Microsoft Has a Good Q3
Four of five groups show a profit, with the Entertainment and Devices Division the lone money-loser.
Microsoft continues to make money, despite gloom-and-doom scenarios with which some in the media paint it.
In fact, profits are up in all categories but one, a healthy showing for the Redmond software giant.
The company pulled in $17.4 billion in revenue for the quarter, which ended on March 31, 2012. That's up 6% compared with last year's fiscal third quarter. Net income for the quarter was $5.1 billion. Diluted earnings per share was $0.61, exceeding the $0.58 estimate.
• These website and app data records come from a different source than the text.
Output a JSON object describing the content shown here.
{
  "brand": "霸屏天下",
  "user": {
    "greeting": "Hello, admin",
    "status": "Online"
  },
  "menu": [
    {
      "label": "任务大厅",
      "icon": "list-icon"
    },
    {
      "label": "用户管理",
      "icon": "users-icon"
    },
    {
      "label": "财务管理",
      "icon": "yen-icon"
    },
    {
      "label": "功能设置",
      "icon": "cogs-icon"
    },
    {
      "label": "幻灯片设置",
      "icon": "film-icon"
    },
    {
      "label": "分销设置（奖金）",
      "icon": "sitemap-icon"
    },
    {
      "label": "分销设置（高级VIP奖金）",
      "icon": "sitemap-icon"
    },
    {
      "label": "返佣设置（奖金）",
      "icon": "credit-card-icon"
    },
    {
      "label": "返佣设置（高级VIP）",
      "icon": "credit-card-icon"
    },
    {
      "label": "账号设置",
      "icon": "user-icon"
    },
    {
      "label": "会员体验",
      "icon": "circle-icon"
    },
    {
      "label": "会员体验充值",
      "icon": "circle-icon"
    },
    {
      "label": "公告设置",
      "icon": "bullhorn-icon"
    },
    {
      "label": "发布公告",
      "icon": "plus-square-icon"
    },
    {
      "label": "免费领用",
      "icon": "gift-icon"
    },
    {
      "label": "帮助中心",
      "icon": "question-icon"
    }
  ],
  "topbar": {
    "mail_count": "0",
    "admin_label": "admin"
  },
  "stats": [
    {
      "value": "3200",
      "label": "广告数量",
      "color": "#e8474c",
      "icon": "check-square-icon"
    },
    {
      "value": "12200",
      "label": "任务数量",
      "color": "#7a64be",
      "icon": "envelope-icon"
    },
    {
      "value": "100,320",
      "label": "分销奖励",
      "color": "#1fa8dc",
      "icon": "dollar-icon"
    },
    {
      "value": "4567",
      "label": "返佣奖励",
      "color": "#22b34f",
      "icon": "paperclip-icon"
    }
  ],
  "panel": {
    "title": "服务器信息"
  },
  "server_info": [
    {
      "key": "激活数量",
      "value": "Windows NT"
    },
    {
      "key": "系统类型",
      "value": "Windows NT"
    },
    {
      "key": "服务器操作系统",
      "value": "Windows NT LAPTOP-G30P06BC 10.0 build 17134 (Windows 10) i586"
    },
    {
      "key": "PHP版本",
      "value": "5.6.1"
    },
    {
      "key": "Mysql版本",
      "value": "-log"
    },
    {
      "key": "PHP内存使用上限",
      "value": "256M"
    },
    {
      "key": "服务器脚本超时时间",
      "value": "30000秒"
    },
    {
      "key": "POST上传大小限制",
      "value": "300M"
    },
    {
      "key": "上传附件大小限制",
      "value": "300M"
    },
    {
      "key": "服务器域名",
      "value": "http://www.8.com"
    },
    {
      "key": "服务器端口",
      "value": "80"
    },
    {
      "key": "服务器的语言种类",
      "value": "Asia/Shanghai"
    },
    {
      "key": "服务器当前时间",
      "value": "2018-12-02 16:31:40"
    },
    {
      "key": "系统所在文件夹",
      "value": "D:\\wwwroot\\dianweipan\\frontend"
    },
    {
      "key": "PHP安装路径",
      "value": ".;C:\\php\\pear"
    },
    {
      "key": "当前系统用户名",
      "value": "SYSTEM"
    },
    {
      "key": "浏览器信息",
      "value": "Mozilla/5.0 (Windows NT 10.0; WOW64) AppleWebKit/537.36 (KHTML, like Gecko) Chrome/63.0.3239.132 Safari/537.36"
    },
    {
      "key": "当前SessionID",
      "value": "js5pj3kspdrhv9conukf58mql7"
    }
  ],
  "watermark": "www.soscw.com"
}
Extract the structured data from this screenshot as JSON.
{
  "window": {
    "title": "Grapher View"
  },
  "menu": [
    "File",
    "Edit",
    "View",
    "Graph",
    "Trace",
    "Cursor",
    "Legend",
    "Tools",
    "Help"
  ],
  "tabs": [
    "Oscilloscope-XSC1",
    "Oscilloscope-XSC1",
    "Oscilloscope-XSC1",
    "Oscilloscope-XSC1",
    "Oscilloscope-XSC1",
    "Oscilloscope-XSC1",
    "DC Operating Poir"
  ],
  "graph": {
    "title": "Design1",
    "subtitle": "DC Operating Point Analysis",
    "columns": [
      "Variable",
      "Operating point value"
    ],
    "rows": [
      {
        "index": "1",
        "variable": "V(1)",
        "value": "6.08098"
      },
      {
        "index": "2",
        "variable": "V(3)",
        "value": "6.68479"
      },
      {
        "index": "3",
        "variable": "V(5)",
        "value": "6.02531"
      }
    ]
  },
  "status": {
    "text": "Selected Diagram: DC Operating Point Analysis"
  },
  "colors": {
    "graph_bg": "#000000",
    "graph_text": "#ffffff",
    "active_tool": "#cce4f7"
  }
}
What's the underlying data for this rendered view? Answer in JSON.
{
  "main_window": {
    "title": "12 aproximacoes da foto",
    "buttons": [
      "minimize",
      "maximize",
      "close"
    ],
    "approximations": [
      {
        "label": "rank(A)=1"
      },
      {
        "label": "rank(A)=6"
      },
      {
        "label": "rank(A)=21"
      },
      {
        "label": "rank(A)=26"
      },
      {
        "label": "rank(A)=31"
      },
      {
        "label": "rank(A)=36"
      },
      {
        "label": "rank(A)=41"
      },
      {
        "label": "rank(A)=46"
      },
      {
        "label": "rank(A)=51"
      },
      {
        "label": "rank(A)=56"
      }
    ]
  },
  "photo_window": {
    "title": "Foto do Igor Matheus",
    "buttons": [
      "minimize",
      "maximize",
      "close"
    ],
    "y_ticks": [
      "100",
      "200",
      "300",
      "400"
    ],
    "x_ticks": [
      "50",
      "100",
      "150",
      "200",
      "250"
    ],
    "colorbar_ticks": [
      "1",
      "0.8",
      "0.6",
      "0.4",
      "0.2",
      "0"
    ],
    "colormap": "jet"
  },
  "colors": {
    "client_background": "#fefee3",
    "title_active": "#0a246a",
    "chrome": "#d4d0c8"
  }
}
Revenue was up across four of Microsoft's five divisions. The Entertainment and Devices Division faltered, bringing in $1.6 billion, down 16% in comparison with the previous year's third-quarter revenue result. Peter Klein, Microsoft's chief financial officer, described the gaming console market as "soft," even though Microsoft's Xbox remained as the leading console seller in the U.S. market over a 15-month period.
In response to a question on the earnings call about future growth prospects in the Entertainment and Devices Division, Klein said that Microsoft feels good about its market position and strategy with Xbox and Kinect. He pointed to the Xbox Live subscriber model as a growth area, as people are spending more time on entertainment vs. gaming.
No one asked about Microsoft's Windows Phone performance during the earnings call, and Microsoft provided nothing of substance.
Microsoft's Online Services Division delivered $707 million for the quarter, up 6% from the prior year's quarter. This division is the usual whipping boy for Microsoft each quarter because of the company's associated operating-expense losses in trying to bolster its search business, chasing Google's No. 1 position. Nonetheless, Microsoft managed to reduce the usual loss of the division in this third quarter by $300 million. No explanation for that change was given. Klein said that Microsoft is continuing to push to increase its Bing search share volume, as well as its "RPS" (revenue per search) growth in search advertising.
"We view search as strategic asset across the company," Klein said, adding that Microsoft's strategy "has evolved" and that the search asset is now considered "even more powerful" than Microsoft had originally anticipated.
The Big Earners
Other divisions rolled in positive earnings for the quarter. At the top in terms of revenue was the Microsoft Business Division. It delivered $5.8 billion, up 9% over the previous year's Q3 result. Microsoft Office was a key factor in this division's revenue growth, as well as Dynamics (11% revenue growth quarter over quarter), particularly on the Dynamics CRM side, which grew over 30% in the quarter.
The next leading division was the Windows and Windows Live Division. It brought in $4.6 billion in revenue, up 4% compared with the prior Q3 period. Windows 7 is now running on approximately 40% of PCs worldwide, Klein said. Microsoft tracked the revenue gains for this division more to business adoption of Windows as they refreshed their PC stocks as compared with consumer PC purchases.
"We estimate the worldwide PC market grew two to four percent this quarter," said Bill Koefoed, general manager of investor relations, on the earnings call. "Business PCs grew eight percent as businesses continued to upgrade their hardware and software to Windows 7. When excluding netbooks, consumer PCs grew six percent."
One of the financial analysts on the earnings call expressed skepticism about Microsoft's Windows revenue performance, saying that he expected PC sales to be "stale." However, Klein said the business PC adoption was consistent with themes Microsoft has been seeing. He added that emerging markets still represent the main growth area in PC purchasing.
The Server and Tools Division contributed $4.57 billion in third-quarter revenue, up 14% vs. Q3 revenue last year. Klein said that the quarter saw "double-digit" SQL Server revenue growth, plus a 20%-plus growth in revenue on the System Center side.
Koefoed noted that Microsoft's multiyear licensing agreements grew 40%. He also said that Microsoft recorded $15.2 billion in unearned revenue for the quarter, representing a 17% increase over last year's third-quarter result. Microsoft's unearned revenue category largely reflects licensing agreements that have been renewed by companies, so it tends to reflect corporate commitments to the Microsoft-stack product line.
Exchange and SharePoint grew double digits during the quarter, while Lync grew over 35%, according to Koefoed.
Koefoed also talked a little about Microsoft's Skype acquisition, saying that users have made over 100 billion calls over the Skype network, which represents an increase of 40% year over year.
To listen to Microsoft's Q3 earnings call on demand, go to the Microsoft investor relations page located here.
Kurt Mackie is senior news producer for the 1105 Enterprise Computing Group.